View north from the top of the cascades.

First cascade 

Second cascades
 Slipery rocky slab.  Take care

      View at the bottom of the 2nd cascades    View of the cascades through trees

After lunch, we got ready for the pack-carry walk.  Our aim was to camp near the junction of Lake Cobbler and Speculation Tracks and then to head for the Mt Cobbler summits the next day with a day pack.  There was no water at the campsite, so we had to carry all water for drinking and cooking.  Luckily, there was only a short walk up to the plateau.

Before leaving for the walk, the car was relocated so that the campsite could be used by others.  It was a little noisy when vehicles and motor bikes passing during the day, but pretty quiet at night.  All together, we saw about 15 vehicles and about 18 motor bikes.  As a rule of thumb, we took a GPS way point of the car / the start before shouldering our packs.  We crossed the ford, passed the pad to the cascading falls and the hut.  There is a sign post at the start of Mt Cobbler Walking Track just beyond the hut.  The sign showed 4km, 2hrs return and was intended for walkers with day packs.  We crossed a creek and followed the track for about 15minutes to reach the Dandongadale River / Creek where we stopped for a drink and photos. 
 Lake Cobbler Hut (unsuitable for sleeping)

Lake Cobbler

Near the start of Mt Cobbler Walking Track

Approaching Dandongadale River/Creek

Past the creek is a steep climb, which quickly levels off to a moderate slope.  It was a well-marked track with ribbons and triangles.  Near Mt Cobbler, Cobbler Lake and Speculation Tracks junction, the track reaches a plateau with good campsites all around the junction.  We chose a campsite about 150m up the Mt Cobbler track.  It was a good campsite, with a good view of Mt Cobbler peaks and the ridge, but there is no water and a lot of ants.

The Cobbler Plateau

Day 2:  Ascent of Mt Cobbler

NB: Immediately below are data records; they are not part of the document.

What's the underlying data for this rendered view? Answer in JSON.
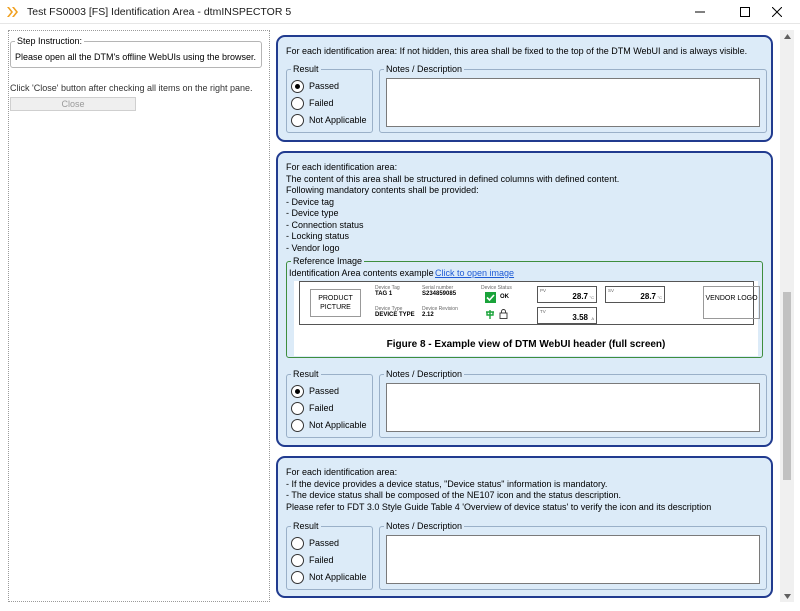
{
  "window": {
    "title": "Test FS0003 [FS] Identification Area - dtmINSPECTOR 5"
  },
  "left_pane": {
    "step_legend": "Step Instruction:",
    "step_text": "Please open all the DTM's offline WebUIs using the browser.",
    "hint": "Click 'Close' button after checking all items on the right pane.",
    "close_label": "Close"
  },
  "labels": {
    "result": "Result",
    "notes": "Notes / Description",
    "passed": "Passed",
    "failed": "Failed",
    "not_applicable": "Not Applicable"
  },
  "cards": [
    {
      "lines": [
        "For each identification area: If not hidden, this area shall be fixed to the top of the DTM WebUI and is always visible."
      ],
      "selected": "Passed"
    },
    {
      "lines": [
        "For each identification area:",
        "The content of this area shall be structured in defined columns with defined content.",
        "Following mandatory contents shall be provided:",
        "- Device tag",
        "- Device type",
        "- Connection status",
        "- Locking status",
        "- Vendor logo"
      ],
      "selected": "Passed"
    },
    {
      "lines": [
        "For each identification area:",
        "- If the device provides a device status, \"Device status\" information is mandatory.",
        "- The device status shall be composed of the NE107 icon and the status description.",
        "Please refer to FDT 3.0 Style Guide Table 4 'Overview of device status' to verify the icon and its description"
      ],
      "selected": ""
    }
  ],
  "reference": {
    "legend": "Reference Image",
    "caption": "Identification Area contents example",
    "link": "Click to open image",
    "figure_caption": "Figure 8 - Example view of DTM WebUI header (full screen)",
    "header": {
      "product": "PRODUCT PICTURE",
      "vendor": "VENDOR LOGO",
      "tag_label": "Device Tag",
      "tag_value": "TAG 1",
      "serial_label": "Serial number",
      "serial_value": "S234859085",
      "status_label": "Device Status",
      "status_value": "OK",
      "type_label": "Device Type",
      "type_value": "DEVICE TYPE",
      "rev_label": "Device Revision",
      "rev_value": "2.12",
      "pv_label": "PV",
      "pv_value": "28.7",
      "sv_label": "SV",
      "sv_value": "28.7",
      "tv_label": "TV",
      "tv_value": "3.58",
      "pv_unit": "°C",
      "sv_unit": "°C",
      "tv_unit": "A"
    }
  },
  "colors": {
    "card_bg": "#dcebf8",
    "card_border": "#213b8f",
    "link": "#1e5bd6",
    "ok_green": "#1aa33a"
  }
}
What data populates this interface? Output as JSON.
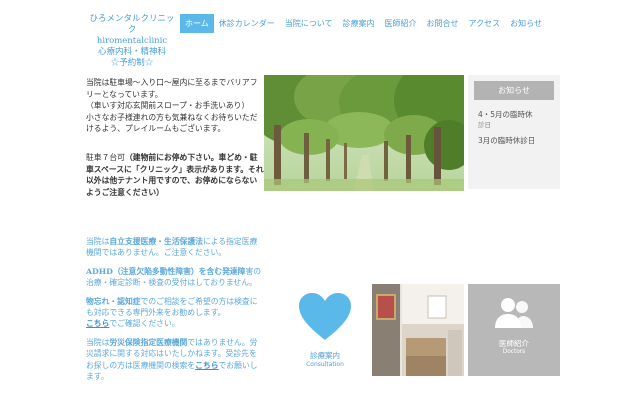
{
  "logo": {
    "line1": "ひろメンタルクリニック",
    "line2": "hiromentalclinic",
    "line3": "心療内科・精神科",
    "line4": "☆予約制☆"
  },
  "nav": [
    {
      "label": "ホーム",
      "active": true
    },
    {
      "label": "休診カレンダー"
    },
    {
      "label": "当院について"
    },
    {
      "label": "診療案内"
    },
    {
      "label": "医師紹介"
    },
    {
      "label": "お問合せ"
    },
    {
      "label": "アクセス"
    },
    {
      "label": "お知らせ"
    }
  ],
  "intro": {
    "p1": "当院は駐車場〜入り口〜屋内に至るまでバリアフリーとなっています。",
    "p2": "（車いす対応玄関前スロープ・お手洗いあり）",
    "p3": "小さなお子様連れの方も気兼ねなくお待ちいただけるよう、プレイルームもございます。"
  },
  "parking": {
    "lead": "駐車７台可",
    "bold": "（建物前にお停め下さい。車どめ・駐車スペースに「クリニック」表示があります。それ以外は他テナント用ですので、お停めにならないようご注意ください）"
  },
  "news": {
    "heading": "お知らせ",
    "items": [
      {
        "title": "4・5月の臨時休",
        "meta": "診日"
      },
      {
        "title": "3月の臨時休診日",
        "meta": ""
      }
    ]
  },
  "notices": {
    "n1_pre": "当院は",
    "n1_bold": "自立支援医療・生活保護法",
    "n1_post": "による指定医療機関ではありません。ご注意ください。",
    "n2_bold": "ADHD（注意欠陥多動性障害）を含む発達障",
    "n2_post": "害の治療・確定診断・検査の受付はしておりません。",
    "n3_bold": "物忘れ・認知症",
    "n3_post": "でのご相談をご希望の方は検査にも対応できる専門外来をお勧めします。",
    "n3_link": "こちら",
    "n3_end": "でご確認ください。",
    "n4_pre": "当院は",
    "n4_bold": "労災保険指定医療機関",
    "n4_post": "ではありません。労災請求に関する対応はいたしかねます。受診先をお探しの方は医療機関の検索を",
    "n4_link": "こちら",
    "n4_end": "でお願いします。"
  },
  "tiles": {
    "diag_label": "診療案内",
    "diag_sub": "Consultation",
    "doctor_label": "医師紹介",
    "doctor_sub": "Doctors"
  },
  "colors": {
    "accent": "#5bb9ea",
    "link": "#4a9fd8",
    "news_head": "#b3b3b3",
    "tile_gray": "#b8b8b8"
  }
}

We started early for the Mt Cobbler summits, with day packs only, so we could avoid the afternoon heat on the shadeless summits.  The track to the summit is easily followed through the scrub and when you get to the rocky part, the route is marked by cairns where the track is not obvious.

Wild flowers along the pad to the summit

Do we have to climb up there?

Mt Cobbler Peak

The summit track leads to a minor peak with good 360ยบ views of the surrounds, but the highest point is on a peak, that is separated from this minor peak by a chasm.  While this chasm looks difficult to cross, there is a path up to the summit with only one tricky spot to climb (carry a light and compact day pack), about 30m into the ascent of the summit.  After that, it is relative easy climbing.  Note the location of the difficult spot, as this is the only way down.  A handkerchief tied to a low scrub would do the job.

                                     View east from the chasm
                      The chasm & the minor peak   

The views from the summit are superb.  Allow at least an hour on the summits to take in the 360* views of Mt Koonika, Mt Speculation, Mt Buggery, The Crosscut Saw, Mt Buffalo, Mt Buller, ..         

Great Dividing Range (Barry Mountains) from The Cobbler Summit

Northern part of Mt Cobbler from the peak

NNE view of Mt Buffalo area

 Southeast view of Mt Konika, Mt Speculation, The Crosscut Saw, ..

SSW view of Mt Howitt, Mt Stirling and Mt Buller area

 West view of Mt Samaira and Strathbogies Ranges area

The return journey is to retrace our steps back to Lake Cobbler, with a refreshing drink and wash in the headwaters of the Dandongadale River.

On way back to the Cobbler Plateau